  • ataxin-2 gene;
  • parkinsonism;
  • [99mTc]TRODAT-1 SPECT

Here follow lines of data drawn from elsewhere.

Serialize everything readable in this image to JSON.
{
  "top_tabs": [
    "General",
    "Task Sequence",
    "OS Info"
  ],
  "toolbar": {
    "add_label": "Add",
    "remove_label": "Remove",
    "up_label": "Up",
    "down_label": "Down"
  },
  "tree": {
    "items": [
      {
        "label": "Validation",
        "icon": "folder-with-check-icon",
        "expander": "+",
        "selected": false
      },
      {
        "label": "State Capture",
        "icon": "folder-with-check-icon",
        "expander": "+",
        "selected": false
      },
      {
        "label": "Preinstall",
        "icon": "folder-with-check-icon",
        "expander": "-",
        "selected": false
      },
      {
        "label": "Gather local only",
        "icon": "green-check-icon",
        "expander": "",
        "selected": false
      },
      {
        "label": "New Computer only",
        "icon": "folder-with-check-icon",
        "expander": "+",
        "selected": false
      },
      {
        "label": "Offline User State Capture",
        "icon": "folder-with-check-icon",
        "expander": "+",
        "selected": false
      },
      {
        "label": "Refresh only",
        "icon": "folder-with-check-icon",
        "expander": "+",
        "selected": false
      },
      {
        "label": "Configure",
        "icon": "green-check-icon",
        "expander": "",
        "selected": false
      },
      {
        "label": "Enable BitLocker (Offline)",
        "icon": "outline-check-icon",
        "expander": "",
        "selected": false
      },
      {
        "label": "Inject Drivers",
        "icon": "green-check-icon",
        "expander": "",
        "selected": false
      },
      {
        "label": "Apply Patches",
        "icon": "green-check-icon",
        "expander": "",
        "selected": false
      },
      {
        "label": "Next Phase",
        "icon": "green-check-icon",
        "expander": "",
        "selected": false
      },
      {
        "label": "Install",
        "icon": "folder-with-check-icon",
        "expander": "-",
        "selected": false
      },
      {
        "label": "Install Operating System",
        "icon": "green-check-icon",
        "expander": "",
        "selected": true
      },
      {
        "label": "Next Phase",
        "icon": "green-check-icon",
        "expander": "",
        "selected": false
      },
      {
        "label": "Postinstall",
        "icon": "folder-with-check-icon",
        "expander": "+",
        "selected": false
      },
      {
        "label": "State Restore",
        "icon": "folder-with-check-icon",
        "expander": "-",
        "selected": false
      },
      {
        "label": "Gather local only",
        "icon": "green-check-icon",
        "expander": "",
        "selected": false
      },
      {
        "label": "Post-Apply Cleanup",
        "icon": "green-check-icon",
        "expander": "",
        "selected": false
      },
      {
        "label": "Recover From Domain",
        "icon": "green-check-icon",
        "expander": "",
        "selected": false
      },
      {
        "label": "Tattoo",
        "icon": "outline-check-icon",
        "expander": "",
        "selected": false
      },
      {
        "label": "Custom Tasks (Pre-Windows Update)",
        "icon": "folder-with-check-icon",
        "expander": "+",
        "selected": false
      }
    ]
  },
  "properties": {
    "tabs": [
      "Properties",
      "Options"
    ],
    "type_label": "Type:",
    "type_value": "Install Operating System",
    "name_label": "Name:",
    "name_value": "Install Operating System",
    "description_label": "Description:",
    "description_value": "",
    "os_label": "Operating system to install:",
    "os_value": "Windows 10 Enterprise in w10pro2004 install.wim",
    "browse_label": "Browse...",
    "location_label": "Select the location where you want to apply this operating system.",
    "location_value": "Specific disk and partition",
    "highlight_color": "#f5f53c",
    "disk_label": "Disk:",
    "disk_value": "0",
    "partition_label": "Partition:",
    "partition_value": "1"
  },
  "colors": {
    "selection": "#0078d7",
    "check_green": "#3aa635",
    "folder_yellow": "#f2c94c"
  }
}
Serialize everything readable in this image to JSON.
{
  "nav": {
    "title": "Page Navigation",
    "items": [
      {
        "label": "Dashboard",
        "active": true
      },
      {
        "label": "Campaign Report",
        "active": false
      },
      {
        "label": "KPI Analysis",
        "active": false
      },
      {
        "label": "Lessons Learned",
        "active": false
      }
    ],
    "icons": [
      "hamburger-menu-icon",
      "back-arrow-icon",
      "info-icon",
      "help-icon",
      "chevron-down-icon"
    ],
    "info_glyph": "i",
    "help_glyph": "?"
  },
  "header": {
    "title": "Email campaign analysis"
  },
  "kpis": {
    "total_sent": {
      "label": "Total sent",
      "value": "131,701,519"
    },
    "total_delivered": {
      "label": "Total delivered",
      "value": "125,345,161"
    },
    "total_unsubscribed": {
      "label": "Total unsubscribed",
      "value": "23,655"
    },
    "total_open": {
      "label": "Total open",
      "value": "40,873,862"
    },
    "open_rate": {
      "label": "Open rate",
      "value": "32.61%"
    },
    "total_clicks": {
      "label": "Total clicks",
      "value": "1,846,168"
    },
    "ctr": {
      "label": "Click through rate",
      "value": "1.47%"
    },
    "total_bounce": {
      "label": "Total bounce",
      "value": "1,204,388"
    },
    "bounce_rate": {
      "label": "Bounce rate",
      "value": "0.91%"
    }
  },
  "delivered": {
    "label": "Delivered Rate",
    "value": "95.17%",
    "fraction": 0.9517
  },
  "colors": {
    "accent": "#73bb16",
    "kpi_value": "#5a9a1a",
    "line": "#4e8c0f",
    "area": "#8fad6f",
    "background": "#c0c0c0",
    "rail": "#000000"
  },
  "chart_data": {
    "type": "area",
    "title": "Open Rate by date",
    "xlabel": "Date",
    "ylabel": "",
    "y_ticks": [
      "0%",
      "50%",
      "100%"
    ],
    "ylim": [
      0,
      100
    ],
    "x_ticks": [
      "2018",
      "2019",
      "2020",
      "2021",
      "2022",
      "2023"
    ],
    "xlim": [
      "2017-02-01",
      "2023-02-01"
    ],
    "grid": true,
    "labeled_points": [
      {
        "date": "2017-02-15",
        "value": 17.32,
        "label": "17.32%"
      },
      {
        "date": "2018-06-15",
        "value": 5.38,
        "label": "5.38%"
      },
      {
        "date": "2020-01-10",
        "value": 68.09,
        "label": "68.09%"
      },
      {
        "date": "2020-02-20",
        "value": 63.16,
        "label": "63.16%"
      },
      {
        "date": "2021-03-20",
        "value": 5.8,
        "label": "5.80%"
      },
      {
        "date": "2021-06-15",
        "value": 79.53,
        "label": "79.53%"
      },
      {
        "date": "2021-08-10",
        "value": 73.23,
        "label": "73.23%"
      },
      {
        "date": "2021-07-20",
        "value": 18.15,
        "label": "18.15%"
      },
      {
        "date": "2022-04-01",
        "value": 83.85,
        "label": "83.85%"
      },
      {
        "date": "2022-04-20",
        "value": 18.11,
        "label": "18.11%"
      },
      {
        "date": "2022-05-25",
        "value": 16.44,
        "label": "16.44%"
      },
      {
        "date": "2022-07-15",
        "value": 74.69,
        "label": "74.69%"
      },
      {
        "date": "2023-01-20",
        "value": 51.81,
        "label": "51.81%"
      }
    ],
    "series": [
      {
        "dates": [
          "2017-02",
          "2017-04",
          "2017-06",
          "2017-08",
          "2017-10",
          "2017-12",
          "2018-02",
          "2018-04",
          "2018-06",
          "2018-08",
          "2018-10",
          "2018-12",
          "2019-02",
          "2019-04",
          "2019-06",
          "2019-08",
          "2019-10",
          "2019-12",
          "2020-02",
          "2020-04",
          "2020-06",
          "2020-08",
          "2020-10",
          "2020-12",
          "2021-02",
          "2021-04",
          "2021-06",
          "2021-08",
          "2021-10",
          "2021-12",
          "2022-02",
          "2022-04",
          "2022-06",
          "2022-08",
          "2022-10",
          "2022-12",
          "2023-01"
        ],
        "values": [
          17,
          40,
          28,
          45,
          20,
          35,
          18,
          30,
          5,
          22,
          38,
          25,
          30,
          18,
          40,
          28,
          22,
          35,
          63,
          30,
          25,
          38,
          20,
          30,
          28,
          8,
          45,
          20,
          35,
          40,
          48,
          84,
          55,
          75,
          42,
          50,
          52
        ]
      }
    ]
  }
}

We report on 2 brothers, Patients 1 and 2, who presented with a similar clinical syndrome consisting of resting tumor, bradykinesia, rigidity, and dysarthria at the ages of 40 and 43 years, respectively. An excellent response to levodopa therapy was observed throughout the disease course. No gait or limb ataxia, slow saccades, or decreased tendon reflexes were detected, but unsteadiness of gait with propulsion developed recently in Patient 1 approximately 25 years after disease onset. Magnetic resonance imaging demonstrated mild atrophy of the pons and cerebellum in Patient 1 and cerebellar atrophy in Patient 2. Expanded CAG repeats, numbering 36, in one allele of the ataxin-2 gene were identified in Patient 1 only; his brother was not available for this investigation. With [99mTc]TRODAT-1 single photon emission computed tomography of the brain, a significant bilateral and asymmetrical reduction of striatal dopamine transporters was found in Patient 1 compared to healthy controls. This bilateral reduction of striatal dopamine transporters resembled that observed in a set of controls with Parkinson's disease who had asymmetrical impairment. These results suggest that patients with familial parkinsonism who present with typical Parkinson's disease should be screened for the genetic defect of spinocerebellar ataxia type 2. The presynaptic impairment of nigrostriatal function is very likely to be the reason for levodopa responsiveness. © 2002 Movement Disorder Society